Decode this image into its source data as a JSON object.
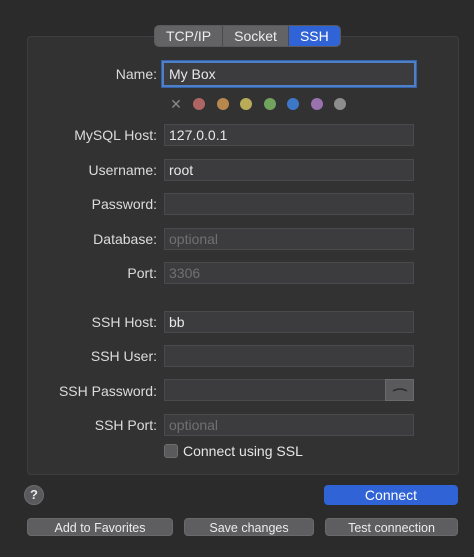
{
  "tabs": [
    {
      "label": "TCP/IP",
      "active": false
    },
    {
      "label": "Socket",
      "active": false
    },
    {
      "label": "SSH",
      "active": true
    }
  ],
  "form": {
    "name": {
      "label": "Name:",
      "value": "My Box"
    },
    "mysql_host": {
      "label": "MySQL Host:",
      "value": "127.0.0.1"
    },
    "username": {
      "label": "Username:",
      "value": "root"
    },
    "password": {
      "label": "Password:",
      "value": ""
    },
    "database": {
      "label": "Database:",
      "value": "",
      "placeholder": "optional"
    },
    "port": {
      "label": "Port:",
      "value": "",
      "placeholder": "3306"
    },
    "ssh_host": {
      "label": "SSH Host:",
      "value": "bb"
    },
    "ssh_user": {
      "label": "SSH User:",
      "value": ""
    },
    "ssh_password": {
      "label": "SSH Password:",
      "value": ""
    },
    "ssh_port": {
      "label": "SSH Port:",
      "value": "",
      "placeholder": "optional"
    },
    "ssl": {
      "label": "Connect using SSL",
      "checked": false
    }
  },
  "color_tags": [
    {
      "name": "red",
      "hex": "#b06565"
    },
    {
      "name": "orange",
      "hex": "#b8874d"
    },
    {
      "name": "yellow",
      "hex": "#b9ac58"
    },
    {
      "name": "green",
      "hex": "#6fa35e"
    },
    {
      "name": "blue",
      "hex": "#3d78c8"
    },
    {
      "name": "purple",
      "hex": "#9a72ad"
    },
    {
      "name": "gray",
      "hex": "#8d8d8d"
    }
  ],
  "buttons": {
    "help": "?",
    "connect": "Connect",
    "add_to_favorites": "Add to Favorites",
    "save_changes": "Save changes",
    "test_connection": "Test connection"
  },
  "colors": {
    "accent": "#2f63d6",
    "focus_ring": "#4d80c9"
  }
}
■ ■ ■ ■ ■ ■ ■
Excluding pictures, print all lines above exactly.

Decode this image into its source data as a JSON object.
{
  "tabs": [
    {
      "label": "TCP/IP",
      "active": false
    },
    {
      "label": "Socket",
      "active": false
    },
    {
      "label": "SSH",
      "active": true
    }
  ],
  "form": {
    "name": {
      "label": "Name:",
      "value": "My Box"
    },
    "mysql_host": {
      "label": "MySQL Host:",
      "value": "127.0.0.1"
    },
    "username": {
      "label": "Username:",
      "value": "root"
    },
    "password": {
      "label": "Password:",
      "value": ""
    },
    "database": {
      "label": "Database:",
      "value": "",
      "placeholder": "optional"
    },
    "port": {
      "label": "Port:",
      "value": "",
      "placeholder": "3306"
    },
    "ssh_host": {
      "label": "SSH Host:",
      "value": "bb"
    },
    "ssh_user": {
      "label": "SSH User:",
      "value": ""
    },
    "ssh_password": {
      "label": "SSH Password:",
      "value": ""
    },
    "ssh_port": {
      "label": "SSH Port:",
      "value": "",
      "placeholder": "optional"
    },
    "ssl": {
      "label": "Connect using SSL",
      "checked": false
    }
  },
  "color_tags": [
    {
      "name": "red",
      "hex": "#b06565"
    },
    {
      "name": "orange",
      "hex": "#b8874d"
    },
    {
      "name": "yellow",
      "hex": "#b9ac58"
    },
    {
      "name": "green",
      "hex": "#6fa35e"
    },
    {
      "name": "blue",
      "hex": "#3d78c8"
    },
    {
      "name": "purple",
      "hex": "#9a72ad"
    },
    {
      "name": "gray",
      "hex": "#8d8d8d"
    }
  ],
  "buttons": {
    "help": "?",
    "connect": "Connect",
    "add_to_favorites": "Add to Favorites",
    "save_changes": "Save changes",
    "test_connection": "Test connection"
  },
  "colors": {
    "accent": "#2f63d6",
    "focus_ring": "#4d80c9"
  }
}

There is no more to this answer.